If you hate chewing sounds, you now what I mean when I say the thought probably reminds you of a relative who slurps extra loud, a friend who smacks their tongue when they chew, or a colleague who love to talk to you while their mouth is full of food. And all of these memories probably make your stomach turn. But the numbers don't lie: There are millions of people out there in internet land who not only like the sounds of other people chewing — but experience euphoria as a result of listening to such noises. Yes, this is a real thing, and if you don't believe me, take a look at the views on this video:
Yes, you read that right: that's 5.7 million views on a video of a young woman tapping her glass with her nails, slurping her spaghetti — and stoping only to whisper in a breathy voice "this is so yummy" — before polishing off the plate and blowing an exaggerated kiss at the camera.
Sushi anyone? Despite the fact that it might seem like these videos solely exist to wreck havoc on the internet (it's no wonder she often disables her comments on Instagram) there's actually a legit purpose.
It's called ASMR, or autonomous sensory meridian response — a term used to describe a pleasurable sensation that occurs when certain sounds are experienced in the body. The best way I can comprehend it is by comparing it to that feeling you get when someone plays with your hair. You get a light tingling sensation in the back of your head, and sometimes it spreads down your back. It's a soothing feeling that makes you feel focused, calm, and, well — good. While eating sounds tend to be a popular representation of this reaction, there's actually a whole library of sounds that can have similar results: Solfrid ASMR herself will often make videos just whispering, tapping her nails on different surfaces, playing with hair, turning the pages of magazines, and playing with different lotions; the idea is that at least one of those noises will cause a pleasurable experience for you.
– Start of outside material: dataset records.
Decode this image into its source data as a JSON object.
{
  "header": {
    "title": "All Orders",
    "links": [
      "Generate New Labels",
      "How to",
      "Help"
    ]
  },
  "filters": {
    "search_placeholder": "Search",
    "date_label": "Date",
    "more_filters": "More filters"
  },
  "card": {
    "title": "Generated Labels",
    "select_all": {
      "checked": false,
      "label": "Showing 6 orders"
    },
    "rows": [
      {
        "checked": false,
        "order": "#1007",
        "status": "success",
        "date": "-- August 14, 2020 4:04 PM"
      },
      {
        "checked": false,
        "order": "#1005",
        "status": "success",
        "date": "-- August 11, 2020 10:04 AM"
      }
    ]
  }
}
So if chewing noises don't bring you to a happy place, you can try out some other sounds and see if anything happens. I have to be honest: I'm tempted to give this trend a try and see if I can prove to my mother that having poor table manners could actually really work out for me.